High school counselling offices are busy with the sounds of college this week. PSAT results are being returned, leading juniors to wonder about the next steps in their exploration of college. Meanwhile, seniors are starting to hear back from their colleges, especially the students applying through Early Action or Early Decision plans, where students organized enough to apply sooner, hear back from colleges sooner.
The busyness of this week seems to be as old as college itself, but even as this annual ritual plays itself out to a new audience, cracks in this traditional system are rising to the surface. A detailed piece in The Chronicle of Higher Education spelled out the challenges faced by students whose applications for financial aid are flagged for verification by the US government. On the one hand, most of these applications include unusual situations that often need to be investigated, to make sure they accurately represent the student’s need. On the other hand, it should be no surprise that a vast majority of these students come from low-income backgrounds, and they aren’t used to having outside parties ask about their finances. Combined with the second- , third-, and fourth-requests that are often part of the verification process, it’s no wonder many students flagged for review decide the process—and therefore college-- isn’t worth it.
Verification is just one of many parts of the college application process that’s been brought up for scrutiny and review this year. Colleges using ACT or SAT test scores have generally asked students to submit official copies of the results—copies students typically have to pay for. Dozens of colleges have changed that policy this fall, giving students the option of self-reporting their scores.
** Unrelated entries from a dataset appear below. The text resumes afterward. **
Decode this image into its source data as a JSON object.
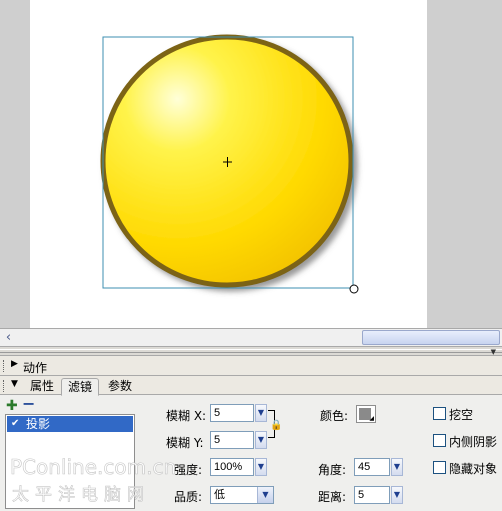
{
  "actions_panel": {
    "title": "动作"
  },
  "properties_panel": {
    "tabs": [
      {
        "label": "属性"
      },
      {
        "label": "滤镜"
      },
      {
        "label": "参数"
      }
    ],
    "filters": [
      {
        "label": "投影",
        "enabled": true
      }
    ],
    "blur_x": {
      "label": "模糊 X:",
      "value": "5"
    },
    "blur_y": {
      "label": "模糊 Y:",
      "value": "5"
    },
    "strength": {
      "label": "强度:",
      "value": "100%"
    },
    "quality": {
      "label": "品质:",
      "value": "低"
    },
    "color": {
      "label": "颜色:",
      "value": "#8a8a8a"
    },
    "angle": {
      "label": "角度:",
      "value": "45"
    },
    "distance": {
      "label": "距离:",
      "value": "5"
    },
    "knockout": {
      "label": "挖空",
      "checked": false
    },
    "inner_shadow": {
      "label": "内侧阴影",
      "checked": false
    },
    "hide_object": {
      "label": "隐藏对象",
      "checked": false
    }
  },
  "watermark": {
    "line1": "PConline.com.cn",
    "line2": "太平洋电脑网"
  },
  "colors": {
    "circle_fill": "#ffea00",
    "circle_stroke": "#7b6414",
    "selection": "#3d8fb2"
  }
}
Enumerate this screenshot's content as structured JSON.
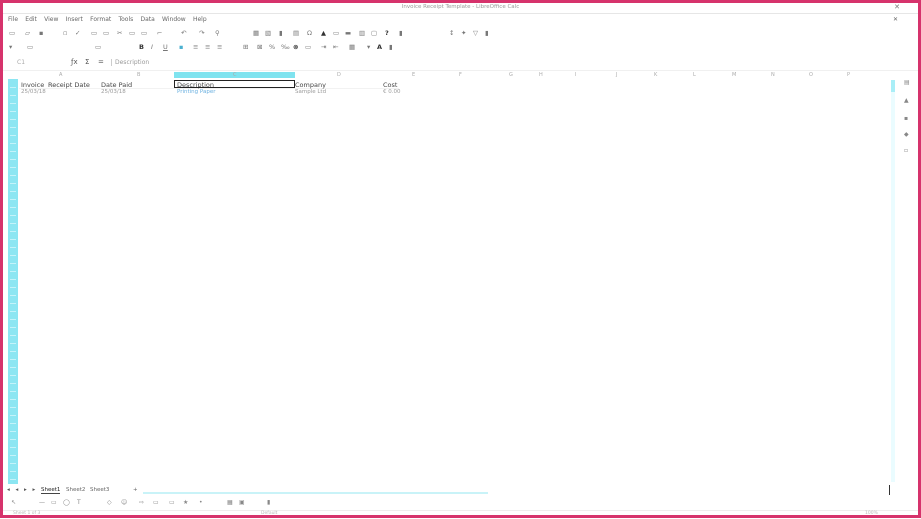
{
  "window": {
    "title": "Invoice Receipt Template - LibreOffice Calc",
    "close_glyph": "✕"
  },
  "menu": {
    "items": [
      "File",
      "Edit",
      "View",
      "Insert",
      "Format",
      "Tools",
      "Data",
      "Window",
      "Help"
    ],
    "close_glyph": "✕"
  },
  "formula_bar": {
    "name_box": "C1",
    "fx": "ƒx",
    "sum": "Σ",
    "equals": "=",
    "content": "Description"
  },
  "columns": [
    "A",
    "B",
    "C",
    "D",
    "E",
    "F",
    "G",
    "H",
    "I",
    "J",
    "K",
    "L",
    "M",
    "N",
    "O",
    "P"
  ],
  "table": {
    "headers": [
      "Invoice",
      "Receipt Date",
      "Date Paid",
      "Description",
      "Company",
      "Cost"
    ],
    "row1": [
      "25/03/18",
      "",
      "25/03/18",
      "Printing Paper",
      "Sample Ltd",
      "€ 0.00"
    ]
  },
  "sheets": [
    "Sheet1",
    "Sheet2",
    "Sheet3"
  ],
  "sheet_nav": "◂ ◂ ▸ ▸",
  "sheet_add": "+",
  "status": {
    "sheet": "Sheet 1 of 3",
    "style": "Default",
    "zoom": "100%"
  }
}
Many have put this policy into effect immediately, saving students hundreds of dollars, while costing testing companies thousands, if not millions, of dollars. Combined with colleges who are allowing students to self-report their grades, the process of applying to college is becoming more of the work of the student, and less the task of coordinating the work of others.
Early Action and Early Decision programs are also under review, as many colleges admit as high as half of their students through an early program. While data is lacking, there is a clear impression that more of the students applying to early programs come from high schools with more counseling services—schools that tend to be in higher income communities. Low-income students who do apply early often run the risk of having to accept the financial aid offer of the Early Decision school that admits them without having the opportunity to compare offers from other college. If they decide to compare the offers of several schools by waiting to apply Regular Decision, they run the risk of applying in a larger applicant pool, decreasing their chances of admission.
These challenges make it clear that changes in the college selection process could create new opportunities for students—but not everyone is in agreement about what those changes should be. Advocates for test optional schools insist that reform lies in less testing, while accountability advocates insist the only way to track academic success is through more testing. Suggestions that some students should defer college for a brief stint in the world of work—an experience that could increase their understanding of the value of college—are rebuffed by those who insist that students won’t go back to being students, once they know the feeling of having a regular paycheck.
Meanwhile, thousands of students are waiting to hear from colleges with news that could change their lives—proof that not all change is bad.